§ **Data records**:

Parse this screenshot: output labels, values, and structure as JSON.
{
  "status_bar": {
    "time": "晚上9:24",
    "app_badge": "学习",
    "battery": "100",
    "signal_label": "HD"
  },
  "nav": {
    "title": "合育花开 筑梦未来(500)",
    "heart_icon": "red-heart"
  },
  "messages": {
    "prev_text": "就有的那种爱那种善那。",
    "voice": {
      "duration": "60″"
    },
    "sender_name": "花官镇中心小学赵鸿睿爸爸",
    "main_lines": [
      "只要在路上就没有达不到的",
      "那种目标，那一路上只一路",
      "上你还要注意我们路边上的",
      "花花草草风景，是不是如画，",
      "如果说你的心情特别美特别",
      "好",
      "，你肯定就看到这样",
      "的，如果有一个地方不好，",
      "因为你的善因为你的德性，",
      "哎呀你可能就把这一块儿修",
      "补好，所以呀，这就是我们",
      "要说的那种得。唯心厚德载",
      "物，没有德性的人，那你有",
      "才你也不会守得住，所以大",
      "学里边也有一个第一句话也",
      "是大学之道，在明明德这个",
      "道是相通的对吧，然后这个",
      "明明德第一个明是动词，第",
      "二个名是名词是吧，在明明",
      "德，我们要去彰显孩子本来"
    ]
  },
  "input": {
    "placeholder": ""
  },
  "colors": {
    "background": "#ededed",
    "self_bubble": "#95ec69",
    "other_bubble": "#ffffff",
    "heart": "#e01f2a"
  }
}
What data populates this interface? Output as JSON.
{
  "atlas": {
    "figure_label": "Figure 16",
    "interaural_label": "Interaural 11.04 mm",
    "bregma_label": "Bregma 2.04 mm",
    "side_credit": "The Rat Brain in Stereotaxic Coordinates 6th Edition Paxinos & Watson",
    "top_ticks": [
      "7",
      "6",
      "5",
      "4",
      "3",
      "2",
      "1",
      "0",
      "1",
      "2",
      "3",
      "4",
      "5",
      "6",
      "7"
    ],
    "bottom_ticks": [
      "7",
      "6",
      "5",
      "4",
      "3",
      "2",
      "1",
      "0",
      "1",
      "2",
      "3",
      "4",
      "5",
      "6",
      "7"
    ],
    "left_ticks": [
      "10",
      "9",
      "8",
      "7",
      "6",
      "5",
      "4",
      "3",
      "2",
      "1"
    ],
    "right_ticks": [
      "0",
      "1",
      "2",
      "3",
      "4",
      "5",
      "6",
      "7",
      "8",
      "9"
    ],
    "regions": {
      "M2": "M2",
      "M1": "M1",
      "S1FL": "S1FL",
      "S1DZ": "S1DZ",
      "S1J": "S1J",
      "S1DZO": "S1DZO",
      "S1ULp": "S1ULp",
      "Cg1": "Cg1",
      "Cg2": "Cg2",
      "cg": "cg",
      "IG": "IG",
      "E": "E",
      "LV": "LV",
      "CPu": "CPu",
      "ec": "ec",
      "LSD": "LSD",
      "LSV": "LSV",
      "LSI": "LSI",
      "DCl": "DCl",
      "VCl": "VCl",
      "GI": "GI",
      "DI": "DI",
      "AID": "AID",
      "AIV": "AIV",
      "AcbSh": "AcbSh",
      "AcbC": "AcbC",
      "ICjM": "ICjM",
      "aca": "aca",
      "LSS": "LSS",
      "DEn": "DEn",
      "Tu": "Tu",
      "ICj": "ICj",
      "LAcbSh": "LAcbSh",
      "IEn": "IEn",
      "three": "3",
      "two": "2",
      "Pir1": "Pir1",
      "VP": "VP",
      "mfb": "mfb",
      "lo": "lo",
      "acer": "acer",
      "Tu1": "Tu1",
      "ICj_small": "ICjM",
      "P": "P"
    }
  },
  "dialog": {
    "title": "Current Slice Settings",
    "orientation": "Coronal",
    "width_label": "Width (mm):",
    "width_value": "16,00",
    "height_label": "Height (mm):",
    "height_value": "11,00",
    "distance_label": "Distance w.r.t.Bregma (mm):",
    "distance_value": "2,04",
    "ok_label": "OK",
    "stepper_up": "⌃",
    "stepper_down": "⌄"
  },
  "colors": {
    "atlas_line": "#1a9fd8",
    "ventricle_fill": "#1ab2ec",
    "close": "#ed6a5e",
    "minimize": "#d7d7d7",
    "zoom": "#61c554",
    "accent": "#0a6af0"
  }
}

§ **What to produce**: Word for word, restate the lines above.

§ **Task result**:
Parse this screenshot: output labels, values, and structure as JSON.
{
  "status_bar": {
    "time": "晚上9:24",
    "app_badge": "学习",
    "battery": "100",
    "signal_label": "HD"
  },
  "nav": {
    "title": "合育花开 筑梦未来(500)",
    "heart_icon": "red-heart"
  },
  "messages": {
    "prev_text": "就有的那种爱那种善那。",
    "voice": {
      "duration": "60″"
    },
    "sender_name": "花官镇中心小学赵鸿睿爸爸",
    "main_lines": [
      "只要在路上就没有达不到的",
      "那种目标，那一路上只一路",
      "上你还要注意我们路边上的",
      "花花草草风景，是不是如画，",
      "如果说你的心情特别美特别",
      "好",
      "，你肯定就看到这样",
      "的，如果有一个地方不好，",
      "因为你的善因为你的德性，",
      "哎呀你可能就把这一块儿修",
      "补好，所以呀，这就是我们",
      "要说的那种得。唯心厚德载",
      "物，没有德性的人，那你有",
      "才你也不会守得住，所以大",
      "学里边也有一个第一句话也",
      "是大学之道，在明明德这个",
      "道是相通的对吧，然后这个",
      "明明德第一个明是动词，第",
      "二个名是名词是吧，在明明",
      "德，我们要去彰显孩子本来"
    ]
  },
  "input": {
    "placeholder": ""
  },
  "colors": {
    "background": "#ededed",
    "self_bubble": "#95ec69",
    "other_bubble": "#ffffff",
    "heart": "#e01f2a"
  }
}
What data populates this interface? Output as JSON.
{
  "atlas": {
    "figure_label": "Figure 16",
    "interaural_label": "Interaural 11.04 mm",
    "bregma_label": "Bregma 2.04 mm",
    "side_credit": "The Rat Brain in Stereotaxic Coordinates 6th Edition Paxinos & Watson",
    "top_ticks": [
      "7",
      "6",
      "5",
      "4",
      "3",
      "2",
      "1",
      "0",
      "1",
      "2",
      "3",
      "4",
      "5",
      "6",
      "7"
    ],
    "bottom_ticks": [
      "7",
      "6",
      "5",
      "4",
      "3",
      "2",
      "1",
      "0",
      "1",
      "2",
      "3",
      "4",
      "5",
      "6",
      "7"
    ],
    "left_ticks": [
      "10",
      "9",
      "8",
      "7",
      "6",
      "5",
      "4",
      "3",
      "2",
      "1"
    ],
    "right_ticks": [
      "0",
      "1",
      "2",
      "3",
      "4",
      "5",
      "6",
      "7",
      "8",
      "9"
    ],
    "regions": {
      "M2": "M2",
      "M1": "M1",
      "S1FL": "S1FL",
      "S1DZ": "S1DZ",
      "S1J": "S1J",
      "S1DZO": "S1DZO",
      "S1ULp": "S1ULp",
      "Cg1": "Cg1",
      "Cg2": "Cg2",
      "cg": "cg",
      "IG": "IG",
      "E": "E",
      "LV": "LV",
      "CPu": "CPu",
      "ec": "ec",
      "LSD": "LSD",
      "LSV": "LSV",
      "LSI": "LSI",
      "DCl": "DCl",
      "VCl": "VCl",
      "GI": "GI",
      "DI": "DI",
      "AID": "AID",
      "AIV": "AIV",
      "AcbSh": "AcbSh",
      "AcbC": "AcbC",
      "ICjM": "ICjM",
      "aca": "aca",
      "LSS": "LSS",
      "DEn": "DEn",
      "Tu": "Tu",
      "ICj": "ICj",
      "LAcbSh": "LAcbSh",
      "IEn": "IEn",
      "three": "3",
      "two": "2",
      "Pir1": "Pir1",
      "VP": "VP",
      "mfb": "mfb",
      "lo": "lo",
      "acer": "acer",
      "Tu1": "Tu1",
      "ICj_small": "ICjM",
      "P": "P"
    }
  },
  "dialog": {
    "title": "Current Slice Settings",
    "orientation": "Coronal",
    "width_label": "Width (mm):",
    "width_value": "16,00",
    "height_label": "Height (mm):",
    "height_value": "11,00",
    "distance_label": "Distance w.r.t.Bregma (mm):",
    "distance_value": "2,04",
    "ok_label": "OK",
    "stepper_up": "⌃",
    "stepper_down": "⌄"
  },
  "colors": {
    "atlas_line": "#1a9fd8",
    "ventricle_fill": "#1ab2ec",
    "close": "#ed6a5e",
    "minimize": "#d7d7d7",
    "zoom": "#61c554",
    "accent": "#0a6af0"
  }
}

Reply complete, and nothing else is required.